• _What you need to do_
Without any images, write the listing below out word for word.
· · · · · · ·
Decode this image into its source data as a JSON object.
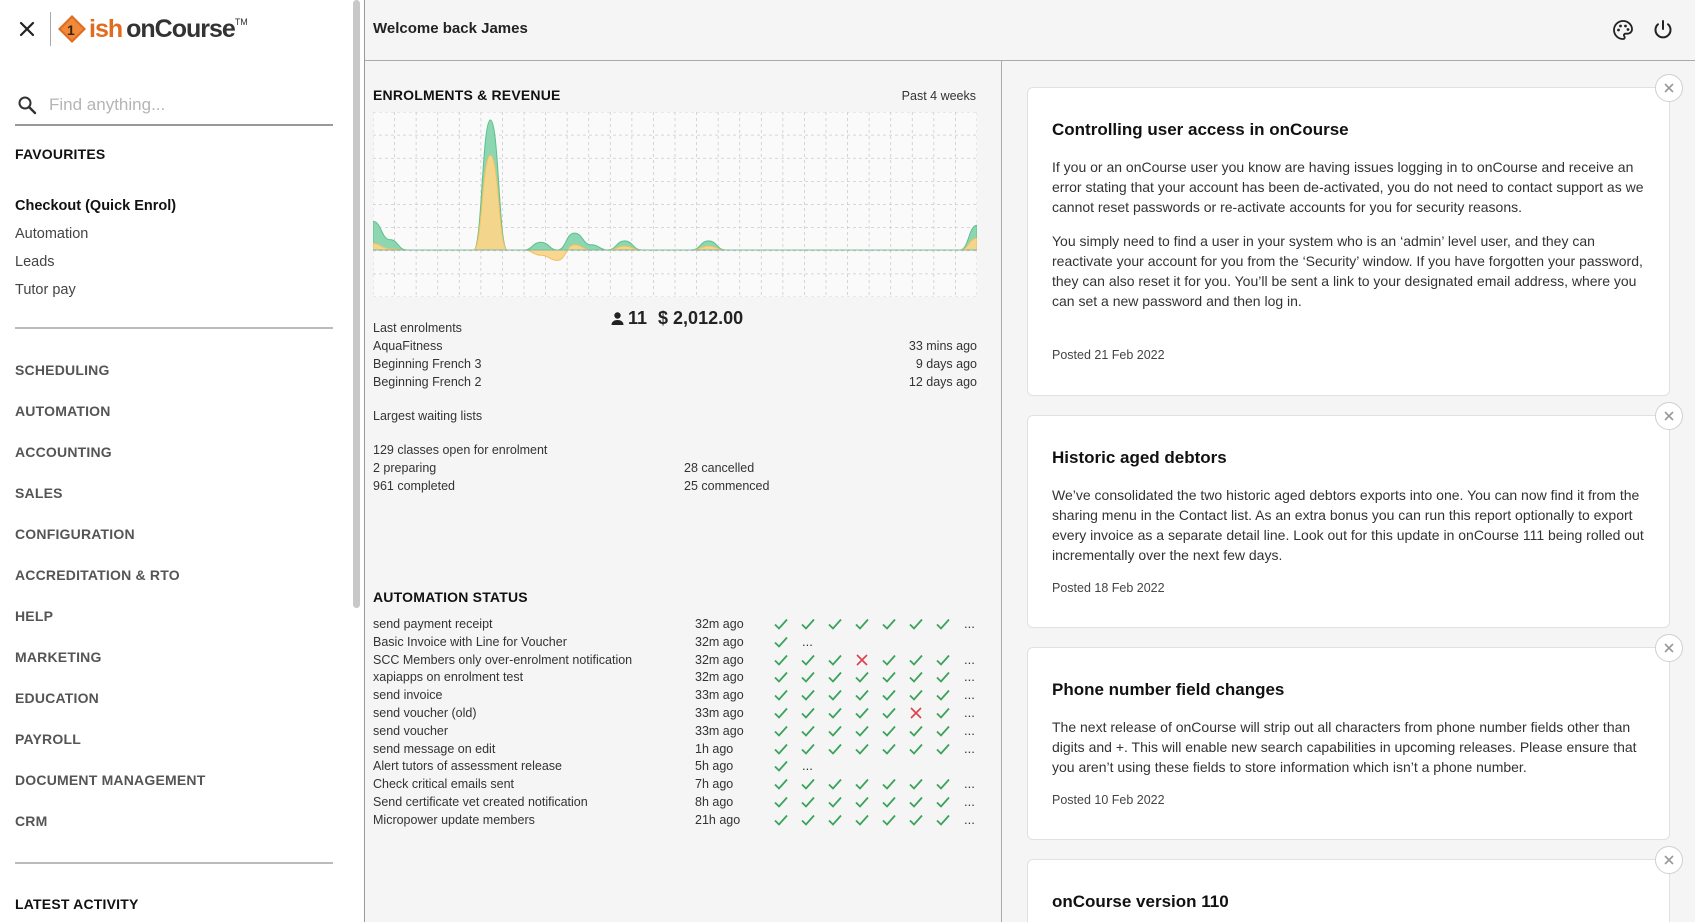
{
  "app": {
    "logo_brand": "ish",
    "logo_product": "onCourse",
    "logo_tm": "TM"
  },
  "sidebar": {
    "search_placeholder": "Find anything...",
    "favourites_title": "FAVOURITES",
    "favourites": [
      "Checkout (Quick Enrol)",
      "Automation",
      "Leads",
      "Tutor pay"
    ],
    "categories": [
      "SCHEDULING",
      "AUTOMATION",
      "ACCOUNTING",
      "SALES",
      "CONFIGURATION",
      "ACCREDITATION & RTO",
      "HELP",
      "MARKETING",
      "EDUCATION",
      "PAYROLL",
      "DOCUMENT MANAGEMENT",
      "CRM"
    ],
    "latest_title": "LATEST ACTIVITY"
  },
  "header": {
    "welcome": "Welcome back James"
  },
  "enrolments": {
    "title": "ENROLMENTS & REVENUE",
    "period": "Past 4 weeks",
    "total_enrolments": "11",
    "total_revenue": "$ 2,012.00",
    "last_enrolments_label": "Last enrolments",
    "last_enrolments": [
      {
        "name": "AquaFitness",
        "ago": "33 mins ago"
      },
      {
        "name": "Beginning French 3",
        "ago": "9 days ago"
      },
      {
        "name": "Beginning French 2",
        "ago": "12 days ago"
      }
    ],
    "waiting_label": "Largest waiting lists",
    "classes_open": "129 classes open for enrolment",
    "preparing": "2 preparing",
    "cancelled": "28 cancelled",
    "completed": "961 completed",
    "commenced": "25 commenced"
  },
  "chart_data": {
    "type": "area",
    "title": "ENROLMENTS & REVENUE",
    "series": [
      {
        "name": "",
        "color": "#7fd3a8",
        "values": [
          0.22,
          0.08,
          0,
          0,
          0,
          0,
          0,
          1.0,
          0,
          0,
          0.06,
          0,
          0.13,
          0.04,
          0,
          0.07,
          0,
          0,
          0,
          0,
          0.07,
          0,
          0,
          0,
          0,
          0,
          0,
          0,
          0,
          0,
          0,
          0,
          0,
          0,
          0,
          0,
          0.19
        ]
      },
      {
        "name": "",
        "color": "#f9d58a",
        "values": [
          0.05,
          0.01,
          0,
          0,
          0,
          0,
          0,
          0.73,
          0,
          0,
          -0.04,
          -0.08,
          0.04,
          0,
          0,
          0.03,
          0,
          0,
          0,
          0,
          0.03,
          0,
          0,
          0,
          0,
          0,
          0,
          0,
          0,
          0,
          0,
          0,
          0,
          0,
          0,
          0,
          0.09
        ]
      }
    ],
    "grid": true
  },
  "automation": {
    "title": "AUTOMATION STATUS",
    "rows": [
      {
        "name": "send payment receipt",
        "time": "32m ago",
        "status": [
          "ok",
          "ok",
          "ok",
          "ok",
          "ok",
          "ok",
          "ok",
          "more"
        ]
      },
      {
        "name": "Basic Invoice with Line for Voucher",
        "time": "32m ago",
        "status": [
          "ok",
          "more"
        ]
      },
      {
        "name": "SCC Members only over-enrolment notification",
        "time": "32m ago",
        "status": [
          "ok",
          "ok",
          "ok",
          "fail",
          "ok",
          "ok",
          "ok",
          "more"
        ]
      },
      {
        "name": "xapiapps on enrolment test",
        "time": "32m ago",
        "status": [
          "ok",
          "ok",
          "ok",
          "ok",
          "ok",
          "ok",
          "ok",
          "more"
        ]
      },
      {
        "name": "send invoice",
        "time": "33m ago",
        "status": [
          "ok",
          "ok",
          "ok",
          "ok",
          "ok",
          "ok",
          "ok",
          "more"
        ]
      },
      {
        "name": "send voucher (old)",
        "time": "33m ago",
        "status": [
          "ok",
          "ok",
          "ok",
          "ok",
          "ok",
          "fail",
          "ok",
          "more"
        ]
      },
      {
        "name": "send voucher",
        "time": "33m ago",
        "status": [
          "ok",
          "ok",
          "ok",
          "ok",
          "ok",
          "ok",
          "ok",
          "more"
        ]
      },
      {
        "name": "send message on edit",
        "time": "1h ago",
        "status": [
          "ok",
          "ok",
          "ok",
          "ok",
          "ok",
          "ok",
          "ok",
          "more"
        ]
      },
      {
        "name": "Alert tutors of assessment release",
        "time": "5h ago",
        "status": [
          "ok",
          "more"
        ]
      },
      {
        "name": "Check critical emails sent",
        "time": "7h ago",
        "status": [
          "ok",
          "ok",
          "ok",
          "ok",
          "ok",
          "ok",
          "ok",
          "more"
        ]
      },
      {
        "name": "Send certificate vet created notification",
        "time": "8h ago",
        "status": [
          "ok",
          "ok",
          "ok",
          "ok",
          "ok",
          "ok",
          "ok",
          "more"
        ]
      },
      {
        "name": "Micropower update members",
        "time": "21h ago",
        "status": [
          "ok",
          "ok",
          "ok",
          "ok",
          "ok",
          "ok",
          "ok",
          "more"
        ]
      }
    ],
    "more_text": "..."
  },
  "news": [
    {
      "title": "Controlling user access in onCourse",
      "body": [
        "If you or an onCourse user you know are having issues logging in to onCourse and receive an error stating that your account has been de-activated, you do not need to contact support as we cannot reset passwords or re-activate accounts for you for security reasons.",
        "You simply need to find a user in your system who is an ‘admin’ level user, and they can reactivate your account for you from the ‘Security’ window. If you have forgotten your password, they can also reset it for you. You’ll be sent a link to your designated email address, where you can set a new password and then log in."
      ],
      "date": "Posted 21 Feb 2022"
    },
    {
      "title": "Historic aged debtors",
      "body": [
        "We’ve consolidated the two historic aged debtors exports into one. You can now find it from the sharing menu in the Contact list. As an extra bonus you can run this report optionally to export every invoice as a separate detail line. Look out for this update in onCourse 111 being rolled out incrementally over the next few days."
      ],
      "date": "Posted 18 Feb 2022"
    },
    {
      "title": "Phone number field changes",
      "body": [
        "The next release of onCourse will strip out all characters from phone number fields other than digits and +. This will enable new search capabilities in upcoming releases. Please ensure that you aren’t using these fields to store information which isn’t a phone number."
      ],
      "date": "Posted 10 Feb 2022"
    },
    {
      "title": "onCourse version 110",
      "body": [],
      "date": ""
    }
  ],
  "colors": {
    "ok": "#3aa35b",
    "fail": "#e0404a",
    "accent": "#e06c1f",
    "enrol": "#7fd3a8",
    "revenue": "#f9d58a"
  }
}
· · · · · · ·
• _Expected answer_
Decode this image into its source data as a JSON object.
{
  "app": {
    "logo_brand": "ish",
    "logo_product": "onCourse",
    "logo_tm": "TM"
  },
  "sidebar": {
    "search_placeholder": "Find anything...",
    "favourites_title": "FAVOURITES",
    "favourites": [
      "Checkout (Quick Enrol)",
      "Automation",
      "Leads",
      "Tutor pay"
    ],
    "categories": [
      "SCHEDULING",
      "AUTOMATION",
      "ACCOUNTING",
      "SALES",
      "CONFIGURATION",
      "ACCREDITATION & RTO",
      "HELP",
      "MARKETING",
      "EDUCATION",
      "PAYROLL",
      "DOCUMENT MANAGEMENT",
      "CRM"
    ],
    "latest_title": "LATEST ACTIVITY"
  },
  "header": {
    "welcome": "Welcome back James"
  },
  "enrolments": {
    "title": "ENROLMENTS & REVENUE",
    "period": "Past 4 weeks",
    "total_enrolments": "11",
    "total_revenue": "$ 2,012.00",
    "last_enrolments_label": "Last enrolments",
    "last_enrolments": [
      {
        "name": "AquaFitness",
        "ago": "33 mins ago"
      },
      {
        "name": "Beginning French 3",
        "ago": "9 days ago"
      },
      {
        "name": "Beginning French 2",
        "ago": "12 days ago"
      }
    ],
    "waiting_label": "Largest waiting lists",
    "classes_open": "129 classes open for enrolment",
    "preparing": "2 preparing",
    "cancelled": "28 cancelled",
    "completed": "961 completed",
    "commenced": "25 commenced"
  },
  "chart_data": {
    "type": "area",
    "title": "ENROLMENTS & REVENUE",
    "series": [
      {
        "name": "",
        "color": "#7fd3a8",
        "values": [
          0.22,
          0.08,
          0,
          0,
          0,
          0,
          0,
          1.0,
          0,
          0,
          0.06,
          0,
          0.13,
          0.04,
          0,
          0.07,
          0,
          0,
          0,
          0,
          0.07,
          0,
          0,
          0,
          0,
          0,
          0,
          0,
          0,
          0,
          0,
          0,
          0,
          0,
          0,
          0,
          0.19
        ]
      },
      {
        "name": "",
        "color": "#f9d58a",
        "values": [
          0.05,
          0.01,
          0,
          0,
          0,
          0,
          0,
          0.73,
          0,
          0,
          -0.04,
          -0.08,
          0.04,
          0,
          0,
          0.03,
          0,
          0,
          0,
          0,
          0.03,
          0,
          0,
          0,
          0,
          0,
          0,
          0,
          0,
          0,
          0,
          0,
          0,
          0,
          0,
          0,
          0.09
        ]
      }
    ],
    "grid": true
  },
  "automation": {
    "title": "AUTOMATION STATUS",
    "rows": [
      {
        "name": "send payment receipt",
        "time": "32m ago",
        "status": [
          "ok",
          "ok",
          "ok",
          "ok",
          "ok",
          "ok",
          "ok",
          "more"
        ]
      },
      {
        "name": "Basic Invoice with Line for Voucher",
        "time": "32m ago",
        "status": [
          "ok",
          "more"
        ]
      },
      {
        "name": "SCC Members only over-enrolment notification",
        "time": "32m ago",
        "status": [
          "ok",
          "ok",
          "ok",
          "fail",
          "ok",
          "ok",
          "ok",
          "more"
        ]
      },
      {
        "name": "xapiapps on enrolment test",
        "time": "32m ago",
        "status": [
          "ok",
          "ok",
          "ok",
          "ok",
          "ok",
          "ok",
          "ok",
          "more"
        ]
      },
      {
        "name": "send invoice",
        "time": "33m ago",
        "status": [
          "ok",
          "ok",
          "ok",
          "ok",
          "ok",
          "ok",
          "ok",
          "more"
        ]
      },
      {
        "name": "send voucher (old)",
        "time": "33m ago",
        "status": [
          "ok",
          "ok",
          "ok",
          "ok",
          "ok",
          "fail",
          "ok",
          "more"
        ]
      },
      {
        "name": "send voucher",
        "time": "33m ago",
        "status": [
          "ok",
          "ok",
          "ok",
          "ok",
          "ok",
          "ok",
          "ok",
          "more"
        ]
      },
      {
        "name": "send message on edit",
        "time": "1h ago",
        "status": [
          "ok",
          "ok",
          "ok",
          "ok",
          "ok",
          "ok",
          "ok",
          "more"
        ]
      },
      {
        "name": "Alert tutors of assessment release",
        "time": "5h ago",
        "status": [
          "ok",
          "more"
        ]
      },
      {
        "name": "Check critical emails sent",
        "time": "7h ago",
        "status": [
          "ok",
          "ok",
          "ok",
          "ok",
          "ok",
          "ok",
          "ok",
          "more"
        ]
      },
      {
        "name": "Send certificate vet created notification",
        "time": "8h ago",
        "status": [
          "ok",
          "ok",
          "ok",
          "ok",
          "ok",
          "ok",
          "ok",
          "more"
        ]
      },
      {
        "name": "Micropower update members",
        "time": "21h ago",
        "status": [
          "ok",
          "ok",
          "ok",
          "ok",
          "ok",
          "ok",
          "ok",
          "more"
        ]
      }
    ],
    "more_text": "..."
  },
  "news": [
    {
      "title": "Controlling user access in onCourse",
      "body": [
        "If you or an onCourse user you know are having issues logging in to onCourse and receive an error stating that your account has been de-activated, you do not need to contact support as we cannot reset passwords or re-activate accounts for you for security reasons.",
        "You simply need to find a user in your system who is an ‘admin’ level user, and they can reactivate your account for you from the ‘Security’ window. If you have forgotten your password, they can also reset it for you. You’ll be sent a link to your designated email address, where you can set a new password and then log in."
      ],
      "date": "Posted 21 Feb 2022"
    },
    {
      "title": "Historic aged debtors",
      "body": [
        "We’ve consolidated the two historic aged debtors exports into one. You can now find it from the sharing menu in the Contact list. As an extra bonus you can run this report optionally to export every invoice as a separate detail line. Look out for this update in onCourse 111 being rolled out incrementally over the next few days."
      ],
      "date": "Posted 18 Feb 2022"
    },
    {
      "title": "Phone number field changes",
      "body": [
        "The next release of onCourse will strip out all characters from phone number fields other than digits and +. This will enable new search capabilities in upcoming releases. Please ensure that you aren’t using these fields to store information which isn’t a phone number."
      ],
      "date": "Posted 10 Feb 2022"
    },
    {
      "title": "onCourse version 110",
      "body": [],
      "date": ""
    }
  ],
  "colors": {
    "ok": "#3aa35b",
    "fail": "#e0404a",
    "accent": "#e06c1f",
    "enrol": "#7fd3a8",
    "revenue": "#f9d58a"
  }
}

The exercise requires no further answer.